[App and web page records]

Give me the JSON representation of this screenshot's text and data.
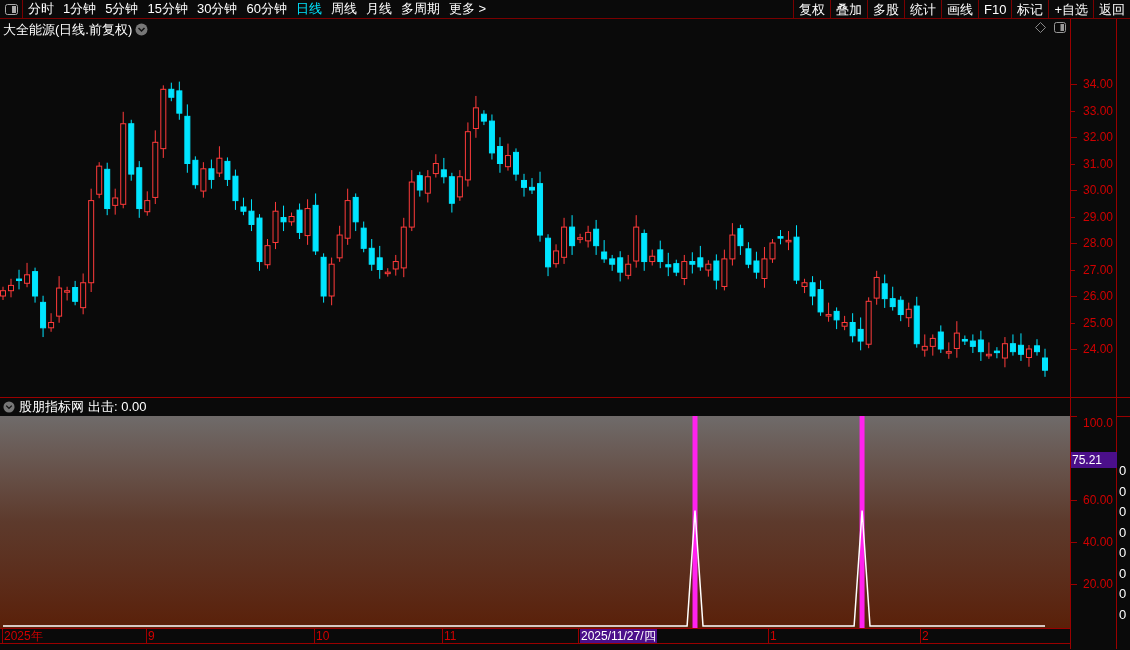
{
  "toolbar": {
    "periods": [
      {
        "label": "分时",
        "selected": false
      },
      {
        "label": "1分钟",
        "selected": false
      },
      {
        "label": "5分钟",
        "selected": false
      },
      {
        "label": "15分钟",
        "selected": false
      },
      {
        "label": "30分钟",
        "selected": false
      },
      {
        "label": "60分钟",
        "selected": false
      },
      {
        "label": "日线",
        "selected": true
      },
      {
        "label": "周线",
        "selected": false
      },
      {
        "label": "月线",
        "selected": false
      },
      {
        "label": "多周期",
        "selected": false
      },
      {
        "label": "更多 >",
        "selected": false
      }
    ],
    "buttons": [
      "复权",
      "叠加",
      "多股",
      "统计",
      "画线",
      "F10",
      "标记",
      "+自选",
      "返回"
    ]
  },
  "main_chart": {
    "title": "大全能源(日线.前复权)",
    "price_axis": [
      "34.00",
      "33.00",
      "32.00",
      "31.00",
      "30.00",
      "29.00",
      "28.00",
      "27.00",
      "26.00",
      "25.00",
      "24.00"
    ]
  },
  "indicator": {
    "title": "股朋指标网",
    "output": "出击: 0.00",
    "current_value": "75.21",
    "chart_data": {
      "type": "line",
      "ylim": [
        0,
        100
      ],
      "yticks": [
        {
          "value": 100,
          "label": "100.0"
        },
        {
          "value": 60,
          "label": "60.00"
        },
        {
          "value": 40,
          "label": "40.00"
        },
        {
          "value": 20,
          "label": "20.00"
        }
      ],
      "series": [
        {
          "color": "#ffffff",
          "values": [
            0,
            0,
            0,
            0,
            0,
            0,
            0,
            0,
            0,
            0,
            0,
            0,
            0,
            0,
            0,
            0,
            0,
            0,
            0,
            0,
            0,
            0,
            0,
            0,
            0,
            0,
            0,
            0,
            0,
            0,
            0,
            0,
            0,
            0,
            0,
            0,
            0,
            0,
            0,
            0,
            0,
            0,
            0,
            0,
            0,
            0,
            0,
            0,
            0,
            0,
            0,
            0,
            0,
            0,
            0,
            0,
            0,
            0,
            0,
            0,
            0,
            0,
            0,
            0,
            0,
            0,
            0,
            0,
            0,
            0,
            0,
            0,
            0,
            0,
            0,
            0,
            0,
            0,
            0,
            0,
            0,
            0,
            0,
            0,
            0,
            0,
            0,
            55,
            0,
            0,
            0,
            0,
            0,
            0,
            0,
            0,
            0,
            0,
            0,
            0,
            0,
            0,
            0,
            0,
            0,
            0,
            0,
            0,
            55,
            0,
            0,
            0,
            0,
            0,
            0,
            0,
            0,
            0,
            0,
            0,
            0,
            0,
            0,
            0,
            0,
            0,
            0,
            0,
            0,
            0,
            0,
            0
          ]
        }
      ]
    }
  },
  "date_axis": [
    {
      "label": "2025年",
      "selected": false
    },
    {
      "label": "9",
      "selected": false
    },
    {
      "label": "10",
      "selected": false
    },
    {
      "label": "11",
      "selected": false
    },
    {
      "label": "2025/11/27/四",
      "selected": true
    },
    {
      "label": "1",
      "selected": false
    },
    {
      "label": "2",
      "selected": false
    }
  ],
  "side_panel": [
    "0",
    "0",
    "0",
    "0",
    "0",
    "0",
    "0",
    "0"
  ]
}
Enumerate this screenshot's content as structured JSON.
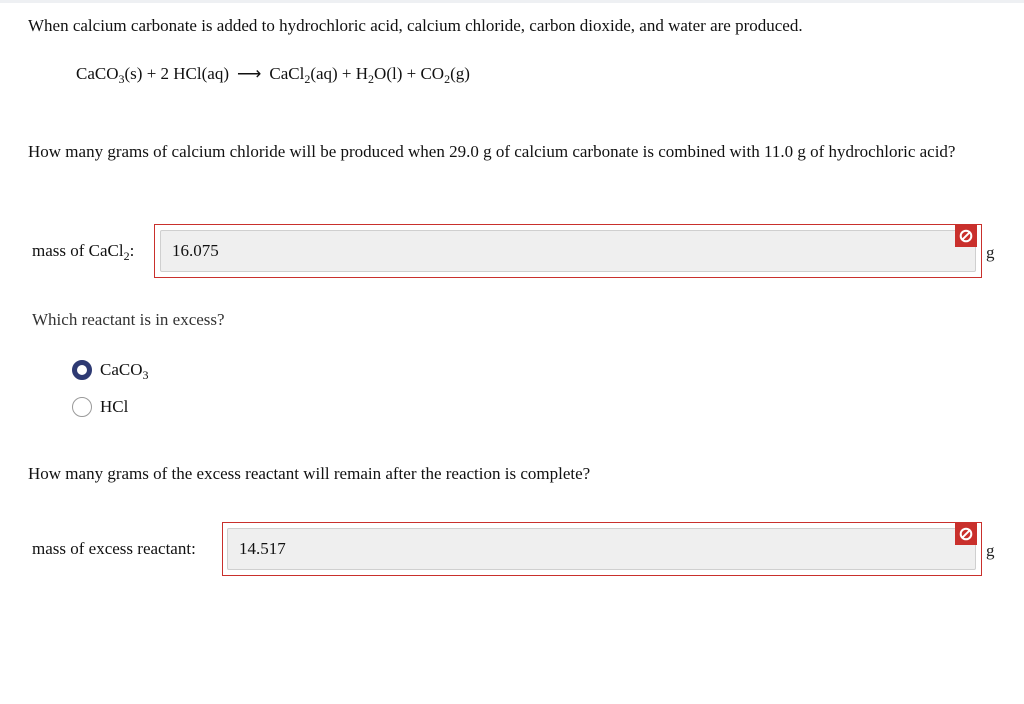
{
  "intro_text": "When calcium carbonate is added to hydrochloric acid, calcium chloride, carbon dioxide, and water are produced.",
  "equation": {
    "r1": "CaCO",
    "r1_sub": "3",
    "r1_state": "(s) + 2 HCl(aq)",
    "arrow": "⟶",
    "p1": "CaCl",
    "p1_sub": "2",
    "p1_state": "(aq) + H",
    "p2_sub": "2",
    "p2_state": "O(l) + CO",
    "p3_sub": "2",
    "p3_state": "(g)"
  },
  "question1": "How many grams of calcium chloride will be produced when 29.0 g of calcium carbonate is combined with 11.0 g of hydrochloric acid?",
  "answer1": {
    "label_main": "mass of CaCl",
    "label_sub": "2",
    "label_colon": ":",
    "value": "16.075",
    "unit": "g",
    "status_icon": "error-icon"
  },
  "question2": "Which reactant is in excess?",
  "options": [
    {
      "label": "CaCO",
      "sub": "3",
      "selected": true
    },
    {
      "label": "HCl",
      "sub": "",
      "selected": false
    }
  ],
  "question3": "How many grams of the excess reactant will remain after the reaction is complete?",
  "answer2": {
    "label": "mass of excess reactant:",
    "value": "14.517",
    "unit": "g",
    "status_icon": "error-icon"
  },
  "colors": {
    "error": "#c9302c",
    "radio_selected": "#2e3a73",
    "field_bg": "#efefef"
  }
}
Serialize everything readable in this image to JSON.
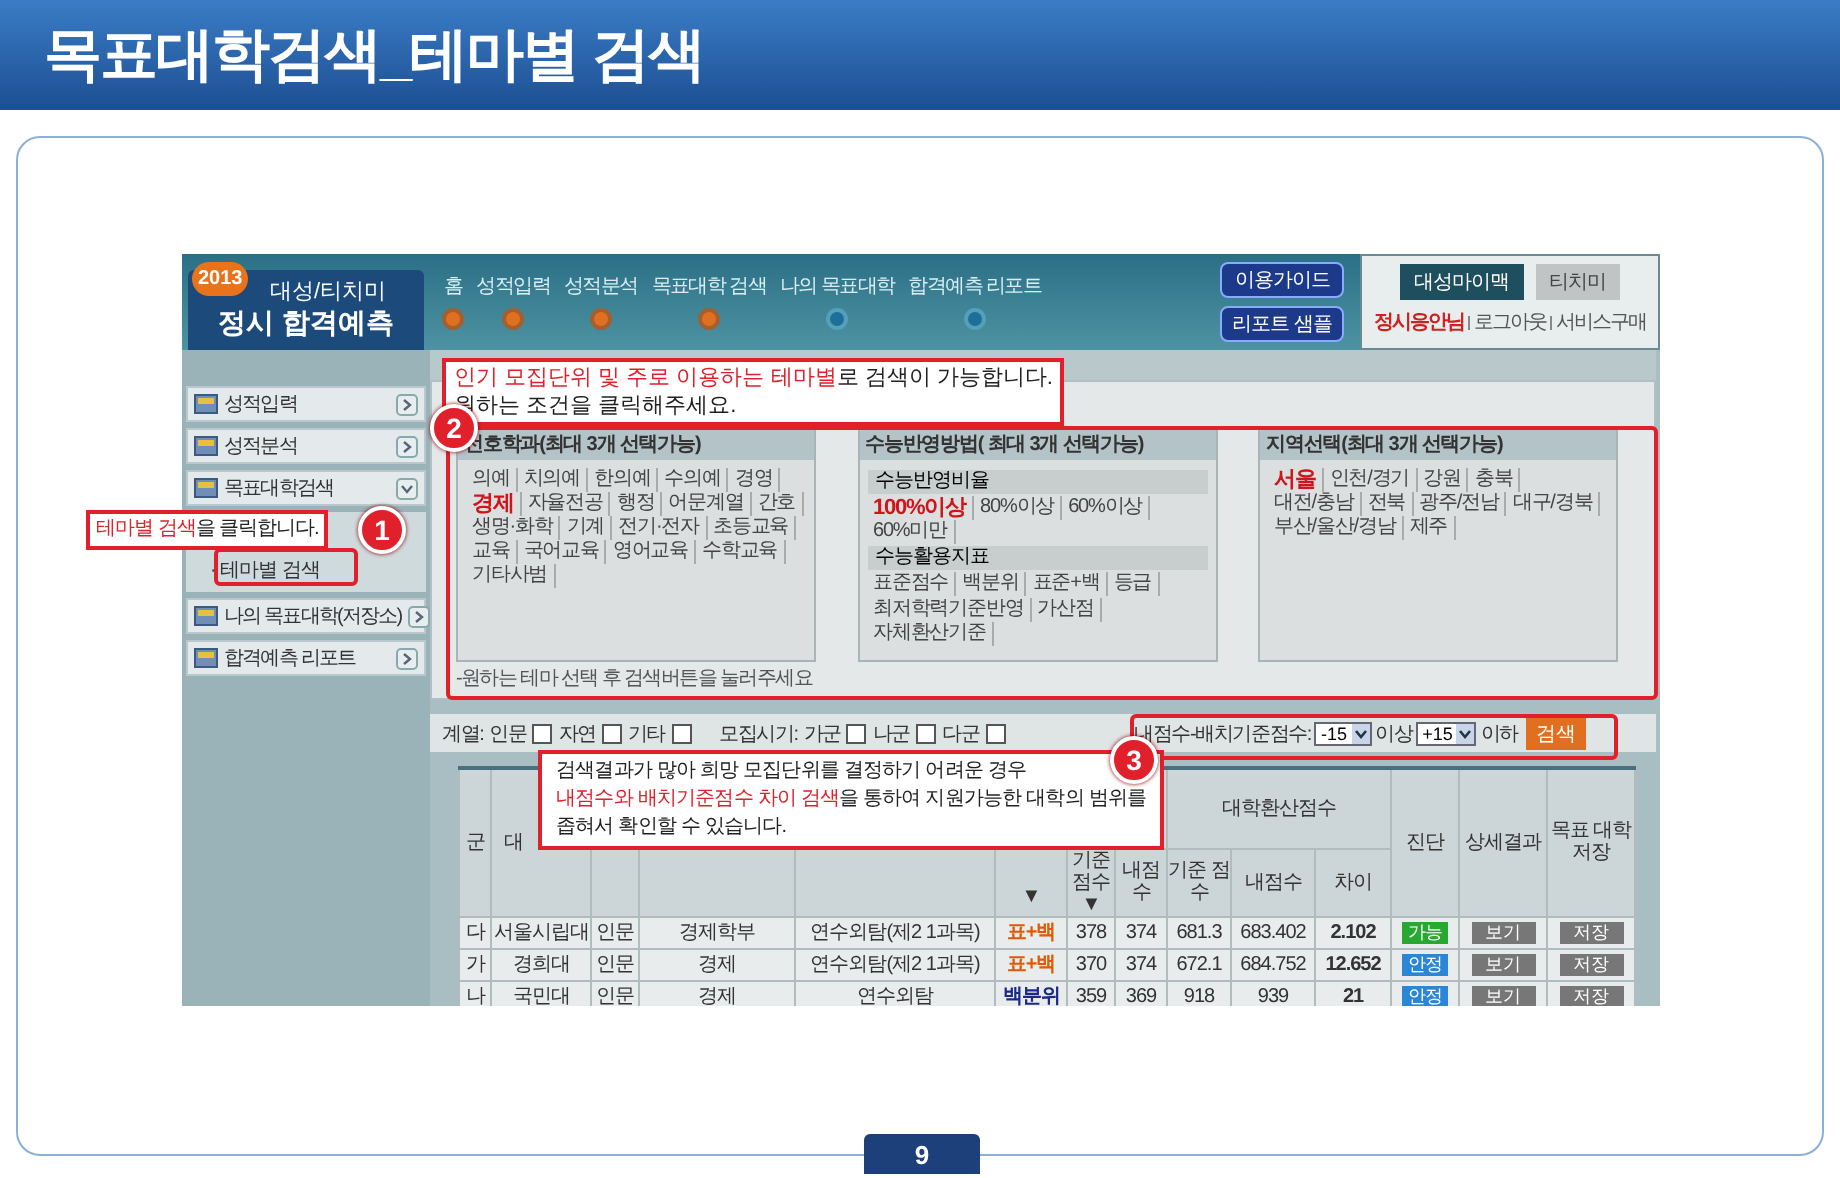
{
  "page_title": "목표대학검색_테마별 검색",
  "app": {
    "logo": {
      "year": "2013",
      "line1": "대성/티치미",
      "line2": "정시 합격예측"
    },
    "steps": [
      {
        "label": "홈",
        "done": true
      },
      {
        "label": "성적입력",
        "done": true
      },
      {
        "label": "성적분석",
        "done": true
      },
      {
        "label": "목표대학 검색",
        "done": true
      },
      {
        "label": "나의 목표대학",
        "done": false
      },
      {
        "label": "합격예측 리포트",
        "done": false
      }
    ],
    "top_buttons": [
      "이용가이드",
      "리포트 샘플"
    ],
    "brand_tabs": [
      {
        "label": "대성마이맥",
        "selected": true
      },
      {
        "label": "티치미",
        "selected": false
      }
    ],
    "user": {
      "name": "정시응안님",
      "links": [
        "로그아웃",
        "서비스구매"
      ]
    },
    "sidebar": [
      {
        "label": "성적입력",
        "expanded": false
      },
      {
        "label": "성적분석",
        "expanded": false
      },
      {
        "label": "목표대학검색",
        "expanded": true,
        "children": [
          {
            "label": "· 테마별 검색"
          }
        ]
      },
      {
        "label": "나의 목표대학(저장소)",
        "expanded": false
      },
      {
        "label": "합격예측 리포트",
        "expanded": false
      }
    ],
    "panels": [
      {
        "title": "선호학과(최대 3개 선택가능)",
        "groups": [
          {
            "options": [
              {
                "label": "의예",
                "selected": false
              },
              {
                "label": "치의예",
                "selected": false
              },
              {
                "label": "한의예",
                "selected": false
              },
              {
                "label": "수의예",
                "selected": false
              },
              {
                "label": "경영",
                "selected": false
              },
              {
                "label": "경제",
                "selected": true
              },
              {
                "label": "자율전공",
                "selected": false
              },
              {
                "label": "행정",
                "selected": false
              },
              {
                "label": "어문계열",
                "selected": false
              },
              {
                "label": "간호",
                "selected": false
              },
              {
                "label": "생명·화학",
                "selected": false
              },
              {
                "label": "기계",
                "selected": false
              },
              {
                "label": "전기·전자",
                "selected": false
              },
              {
                "label": "초등교육",
                "selected": false
              },
              {
                "label": "교육",
                "selected": false
              },
              {
                "label": "국어교육",
                "selected": false
              },
              {
                "label": "영어교육",
                "selected": false
              },
              {
                "label": "수학교육",
                "selected": false
              },
              {
                "label": "기타사범",
                "selected": false
              }
            ]
          }
        ]
      },
      {
        "title": "수능반영방법( 최대 3개 선택가능)",
        "groups": [
          {
            "heading": "수능반영비율",
            "options": [
              {
                "label": "100%이상",
                "selected": true
              },
              {
                "label": "80%이상",
                "selected": false
              },
              {
                "label": "60%이상",
                "selected": false
              },
              {
                "label": "60%미만",
                "selected": false
              }
            ]
          },
          {
            "heading": "수능활용지표",
            "options": [
              {
                "label": "표준점수",
                "selected": false
              },
              {
                "label": "백분위",
                "selected": false
              },
              {
                "label": "표준+백",
                "selected": false
              },
              {
                "label": "등급",
                "selected": false
              }
            ]
          },
          {
            "options": [
              {
                "label": "최저학력기준반영",
                "selected": false
              },
              {
                "label": "가산점",
                "selected": false
              },
              {
                "label": "자체환산기준",
                "selected": false
              }
            ]
          }
        ]
      },
      {
        "title": "지역선택(최대 3개 선택가능)",
        "groups": [
          {
            "options": [
              {
                "label": "서울",
                "selected": true
              },
              {
                "label": "인천/경기",
                "selected": false
              },
              {
                "label": "강원",
                "selected": false
              },
              {
                "label": "충북",
                "selected": false
              },
              {
                "label": "대전/충남",
                "selected": false
              },
              {
                "label": "전북",
                "selected": false
              },
              {
                "label": "광주/전남",
                "selected": false
              },
              {
                "label": "대구/경북",
                "selected": false
              },
              {
                "label": "부산/울산/경남",
                "selected": false
              },
              {
                "label": "제주",
                "selected": false
              }
            ]
          }
        ]
      }
    ],
    "panel_note": "-원하는 테마 선택 후 검색버튼을 눌러주세요",
    "filters": [
      {
        "label": "계열:",
        "options": [
          {
            "label": "인문",
            "checked": false
          },
          {
            "label": "자연",
            "checked": false
          },
          {
            "label": "기타",
            "checked": false
          }
        ]
      },
      {
        "label": "모집시기:",
        "options": [
          {
            "label": "가군",
            "checked": false
          },
          {
            "label": "나군",
            "checked": false
          },
          {
            "label": "다군",
            "checked": false
          }
        ]
      }
    ],
    "score_filter": {
      "label": "내점수-배치기준점수:",
      "min": "-15",
      "min_suffix": "이상",
      "max": "+15",
      "max_suffix": "이하",
      "button": "검색"
    },
    "table": {
      "columns": [
        "군",
        "대",
        "",
        "",
        "",
        "▼",
        "기준 점수 ▼",
        "내점수",
        "기준 점수",
        "내점수",
        "차이",
        "진단",
        "상세결과",
        "목표 대학 저장"
      ],
      "group_header": "대학환산점수",
      "rows": [
        {
          "cells": [
            "다",
            "서울시립대",
            "인문",
            "경제학부",
            "연수외탐(제2 1과목)"
          ],
          "method": {
            "label": "표+백",
            "color": "#e05a00"
          },
          "scores": [
            "378",
            "374",
            "681.3",
            "683.402"
          ],
          "diff": "2.102",
          "status": {
            "label": "가능",
            "color": "#27a830"
          },
          "view": "보기",
          "save": "저장"
        },
        {
          "cells": [
            "가",
            "경희대",
            "인문",
            "경제",
            "연수외탐(제2 1과목)"
          ],
          "method": {
            "label": "표+백",
            "color": "#e05a00"
          },
          "scores": [
            "370",
            "374",
            "672.1",
            "684.752"
          ],
          "diff": "12.652",
          "status": {
            "label": "안정",
            "color": "#2b86d6"
          },
          "view": "보기",
          "save": "저장"
        },
        {
          "cells": [
            "나",
            "국민대",
            "인문",
            "경제",
            "연수외탐"
          ],
          "method": {
            "label": "백분위",
            "color": "#1b2a8a"
          },
          "scores": [
            "359",
            "369",
            "918",
            "939"
          ],
          "diff": "21",
          "status": {
            "label": "안정",
            "color": "#2b86d6"
          },
          "view": "보기",
          "save": "저장"
        }
      ]
    }
  },
  "callouts": [
    {
      "number": "1",
      "lines": [
        [
          {
            "text": "테마별 검색",
            "highlight": true
          },
          {
            "text": "을 클릭합니다.",
            "highlight": false
          }
        ]
      ]
    },
    {
      "number": "2",
      "lines": [
        [
          {
            "text": "인기 모집단위 및 주로 이용하는 테마별",
            "highlight": true
          },
          {
            "text": "로 검색이 가능합니다.",
            "highlight": false
          }
        ],
        [
          {
            "text": "원하는 조건을 클릭해주세요.",
            "highlight": false
          }
        ]
      ]
    },
    {
      "number": "3",
      "lines": [
        [
          {
            "text": "검색결과가 많아 희망 모집단위를 결정하기 어려운 경우",
            "highlight": false
          }
        ],
        [
          {
            "text": "내점수와 배치기준점수 차이 검색",
            "highlight": true
          },
          {
            "text": "을 통하여 지원가능한 대학의 범위를",
            "highlight": false
          }
        ],
        [
          {
            "text": "좁혀서 확인할 수 있습니다.",
            "highlight": false
          }
        ]
      ]
    }
  ],
  "page_number": "9"
}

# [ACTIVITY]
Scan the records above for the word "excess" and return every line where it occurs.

# [WRITTEN ANSWER]
  "question2": "Which reactant is in excess?",
  "question3": "How many grams of the excess reactant will remain after the reaction is complete?",
    "label": "mass of excess reactant:",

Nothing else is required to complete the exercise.